Did you know the DKNL Buddhist Center is part of the Redding Land Trust?
Redding Pilot, July 19, 2015
Redding, Connecticut (USA) -- “Many people may not know that the DNKL Buddhist Center for Universal Peace on Putnam Park Road is one of the Redding Land Trust’s largest and most precious conservation easements,” says Redding Land Trust President Mary Anne Guitar, as she looks back over the achievements of the land trust on the 50th anniversary year of its founding.
She recalls the days when Martha Lucas Pate, former president of Sweet Briar College who purchased the 95.5-acre estate she named “Godstow” in 1952, would host parties attended by Redding luminaries.

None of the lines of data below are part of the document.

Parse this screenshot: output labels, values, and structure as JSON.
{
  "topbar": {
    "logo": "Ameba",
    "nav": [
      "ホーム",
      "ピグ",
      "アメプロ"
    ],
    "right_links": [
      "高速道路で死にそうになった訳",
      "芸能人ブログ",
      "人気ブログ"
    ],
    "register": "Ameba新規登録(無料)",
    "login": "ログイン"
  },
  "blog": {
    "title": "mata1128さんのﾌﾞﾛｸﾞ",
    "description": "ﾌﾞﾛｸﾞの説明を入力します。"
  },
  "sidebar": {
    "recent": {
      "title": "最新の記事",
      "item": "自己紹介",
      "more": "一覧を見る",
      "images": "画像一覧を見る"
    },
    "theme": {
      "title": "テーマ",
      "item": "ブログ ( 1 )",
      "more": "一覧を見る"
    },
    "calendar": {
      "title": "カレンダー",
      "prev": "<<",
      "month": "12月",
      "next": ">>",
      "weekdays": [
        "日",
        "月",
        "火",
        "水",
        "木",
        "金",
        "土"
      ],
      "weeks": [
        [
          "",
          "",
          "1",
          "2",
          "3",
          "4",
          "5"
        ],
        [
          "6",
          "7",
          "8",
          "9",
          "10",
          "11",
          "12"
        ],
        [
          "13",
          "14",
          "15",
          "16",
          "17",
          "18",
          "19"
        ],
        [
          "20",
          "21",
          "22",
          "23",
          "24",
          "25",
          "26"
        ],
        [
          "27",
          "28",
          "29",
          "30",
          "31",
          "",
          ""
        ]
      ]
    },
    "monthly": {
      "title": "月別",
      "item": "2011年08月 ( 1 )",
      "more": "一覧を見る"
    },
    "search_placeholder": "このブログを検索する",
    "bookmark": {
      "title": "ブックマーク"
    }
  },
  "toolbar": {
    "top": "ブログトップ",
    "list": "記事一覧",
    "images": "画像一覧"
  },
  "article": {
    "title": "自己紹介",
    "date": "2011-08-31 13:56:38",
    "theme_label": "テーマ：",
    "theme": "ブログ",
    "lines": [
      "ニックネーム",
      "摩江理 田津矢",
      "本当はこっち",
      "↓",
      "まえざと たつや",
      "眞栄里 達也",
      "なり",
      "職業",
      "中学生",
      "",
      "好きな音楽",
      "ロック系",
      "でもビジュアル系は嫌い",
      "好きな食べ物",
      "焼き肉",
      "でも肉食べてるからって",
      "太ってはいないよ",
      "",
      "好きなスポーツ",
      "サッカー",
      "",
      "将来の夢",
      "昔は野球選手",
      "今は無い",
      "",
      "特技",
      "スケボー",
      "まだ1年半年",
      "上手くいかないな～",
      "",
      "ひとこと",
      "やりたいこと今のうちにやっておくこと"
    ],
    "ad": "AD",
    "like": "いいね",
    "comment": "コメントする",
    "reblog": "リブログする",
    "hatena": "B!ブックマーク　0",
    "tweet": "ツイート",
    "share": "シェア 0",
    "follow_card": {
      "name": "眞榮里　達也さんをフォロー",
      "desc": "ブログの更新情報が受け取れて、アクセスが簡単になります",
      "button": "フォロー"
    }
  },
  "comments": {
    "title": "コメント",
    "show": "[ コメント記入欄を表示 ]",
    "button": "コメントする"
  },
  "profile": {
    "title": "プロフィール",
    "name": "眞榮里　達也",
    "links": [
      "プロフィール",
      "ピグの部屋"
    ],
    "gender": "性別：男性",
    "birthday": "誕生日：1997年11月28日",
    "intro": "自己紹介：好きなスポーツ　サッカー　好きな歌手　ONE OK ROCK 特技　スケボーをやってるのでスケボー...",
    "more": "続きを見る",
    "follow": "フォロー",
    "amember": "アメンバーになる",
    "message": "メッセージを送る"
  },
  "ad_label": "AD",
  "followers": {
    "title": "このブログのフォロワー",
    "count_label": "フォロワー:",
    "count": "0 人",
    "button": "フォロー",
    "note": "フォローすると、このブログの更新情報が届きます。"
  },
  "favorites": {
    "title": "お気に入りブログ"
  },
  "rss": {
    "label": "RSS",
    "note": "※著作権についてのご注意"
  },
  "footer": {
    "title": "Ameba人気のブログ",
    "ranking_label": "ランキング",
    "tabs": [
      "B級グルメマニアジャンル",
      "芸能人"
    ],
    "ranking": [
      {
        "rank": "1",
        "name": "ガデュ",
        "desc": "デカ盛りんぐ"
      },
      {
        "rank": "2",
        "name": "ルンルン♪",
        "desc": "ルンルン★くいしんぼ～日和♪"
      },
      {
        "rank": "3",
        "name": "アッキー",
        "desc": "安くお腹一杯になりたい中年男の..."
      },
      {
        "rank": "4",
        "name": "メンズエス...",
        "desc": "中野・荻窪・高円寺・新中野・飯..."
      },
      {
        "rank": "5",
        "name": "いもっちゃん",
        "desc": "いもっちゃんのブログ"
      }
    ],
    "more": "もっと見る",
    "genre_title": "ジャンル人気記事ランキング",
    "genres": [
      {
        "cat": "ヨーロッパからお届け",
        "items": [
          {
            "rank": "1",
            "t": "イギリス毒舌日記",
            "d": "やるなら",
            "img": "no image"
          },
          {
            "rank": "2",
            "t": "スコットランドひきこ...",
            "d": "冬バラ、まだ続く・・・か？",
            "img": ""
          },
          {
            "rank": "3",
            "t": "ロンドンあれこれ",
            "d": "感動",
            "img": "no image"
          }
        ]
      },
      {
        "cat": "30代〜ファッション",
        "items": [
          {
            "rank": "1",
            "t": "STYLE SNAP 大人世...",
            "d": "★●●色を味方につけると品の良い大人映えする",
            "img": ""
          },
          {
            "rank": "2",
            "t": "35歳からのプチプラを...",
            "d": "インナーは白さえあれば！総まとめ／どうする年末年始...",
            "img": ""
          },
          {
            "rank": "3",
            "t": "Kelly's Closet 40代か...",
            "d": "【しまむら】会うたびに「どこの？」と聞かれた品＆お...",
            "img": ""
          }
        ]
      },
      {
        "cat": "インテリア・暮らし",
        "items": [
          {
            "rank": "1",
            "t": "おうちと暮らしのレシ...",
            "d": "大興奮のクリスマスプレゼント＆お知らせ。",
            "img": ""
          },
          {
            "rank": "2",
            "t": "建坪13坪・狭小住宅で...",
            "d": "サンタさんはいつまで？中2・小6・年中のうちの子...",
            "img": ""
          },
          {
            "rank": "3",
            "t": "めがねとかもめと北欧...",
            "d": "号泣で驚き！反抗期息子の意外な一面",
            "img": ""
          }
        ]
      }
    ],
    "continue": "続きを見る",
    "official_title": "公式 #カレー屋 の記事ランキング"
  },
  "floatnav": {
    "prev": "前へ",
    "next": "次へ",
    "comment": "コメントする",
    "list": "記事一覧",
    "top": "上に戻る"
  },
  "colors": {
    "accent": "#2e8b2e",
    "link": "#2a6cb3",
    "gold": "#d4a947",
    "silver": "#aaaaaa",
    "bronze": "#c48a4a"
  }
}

Pate would elicit interesting stories and opinions from each.
When Pate died in 1983 she established an institute - the Maurice Pate Institute for Human Survival - in memory of her late husband, UNICEF founder and celebrated humanitarian Maurice Pate, who shared with her a devotion to world peace and compassion toward others.
The recipient of many honors, awards and government decorations, Maurice Pate brought humanitarian relief - food, medicine and other essential supplies - to millions suffering the effects of both World Wars I and II.
In 1998, MSTC honored Martha Pate’s wishes that the property be protected and preserved forever by a conservation easement held by the Redding Land Trust.
“Martha left generous legacies to many of those who attended her parties,” Ms. Guitar said, noting that she is grateful for Pate’s recognition of the importance of the land trust.
Today, the center is renamed the DNKL Buddhist Center for Universal Peace and is qualified as a monastery with Tibetan Buddhist monks in residence. The center provides classes on Buddhist thought and meditation and hosts festivals, dialogues and events for families and community organizations to promote more compassion in daily living.
In, 2012, DNKL co-sponsored with Western State Connecticut University a visit by the dalai lama to the center and to the college campus, where a very active Center for Compassion, Creativity and Innovation has been newly established.
Both the dalai lama and his Buddhist community have been in exile since the advent of Chinese Communist Tibetan rule in 1959.
Driving by the DKNL on any weekend today, one can see colorful Tibetan flags flying outside the former Pate home, now transformed into a proper monastery, with cars and buses parked outside and scores of people of all ages from as far as New York City enjoying the pastoral ambiance of the site and celebrating the wisdom and insights of Buddhist philosophy.
Susan Altabet and Stephen Dydo remain active board members and leaders at the center today.